Honest. At least, that’s what Jim Zemlin thinks. And he should know, because he is an executive director at… oh, the Linux Foundation. Mmmh.

The resilience of Linux advocates never ceases to surprise me. I think that nothing short of the sun going super nova will make them stop believing that Linux will ever become mainstream.

This article hits a new high, though, because the rationale behind this prediction is a new system that allows Linux systems to boot in just a few seconds. And just based on this wonderful technology, Jim predicts that Linux will ship more desktops than Windows in 2009.

I really wonder if I live on the same planet.

Regardless of the mathematical impossibility of such a prediction just based on market share alone (not helped by the fact that WalMart recently announced it would stop selling Linux computers), the claim that boot times are so important is just plain absurd. Most computers simply go to sleep or hibernate when users turn them off, and from my experience, Windows, Vista and Mac OS turn back on in less than ten seconds in these conditions. Ironically, Linux laptops are still struggling with the concept of hibernation, so it’s quite possible that Linux users shut their machine off completely much more often than Windows and Mac users do, which would explain why boot times are so important to them.

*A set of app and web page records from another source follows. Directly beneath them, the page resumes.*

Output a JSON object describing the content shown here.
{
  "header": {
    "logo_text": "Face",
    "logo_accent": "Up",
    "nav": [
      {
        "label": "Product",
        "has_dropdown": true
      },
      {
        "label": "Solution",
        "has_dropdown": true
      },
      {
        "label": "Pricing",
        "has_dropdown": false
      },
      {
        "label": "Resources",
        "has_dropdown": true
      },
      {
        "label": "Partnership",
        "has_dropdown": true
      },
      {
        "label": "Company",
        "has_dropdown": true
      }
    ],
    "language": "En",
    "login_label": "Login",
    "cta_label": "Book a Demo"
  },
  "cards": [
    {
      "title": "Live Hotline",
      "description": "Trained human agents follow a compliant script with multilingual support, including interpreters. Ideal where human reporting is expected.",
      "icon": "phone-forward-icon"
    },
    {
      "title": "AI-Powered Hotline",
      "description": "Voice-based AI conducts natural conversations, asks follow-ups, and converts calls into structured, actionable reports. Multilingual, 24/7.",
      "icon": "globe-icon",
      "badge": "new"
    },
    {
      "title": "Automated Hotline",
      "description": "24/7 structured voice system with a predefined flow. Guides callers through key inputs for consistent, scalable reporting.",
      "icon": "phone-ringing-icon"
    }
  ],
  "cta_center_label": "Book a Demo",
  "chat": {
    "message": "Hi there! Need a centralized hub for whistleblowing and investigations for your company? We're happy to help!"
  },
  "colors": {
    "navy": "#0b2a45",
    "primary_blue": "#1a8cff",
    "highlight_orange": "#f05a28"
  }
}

Linux users turning off their machines all the time… Anybody else seeing the irony in that?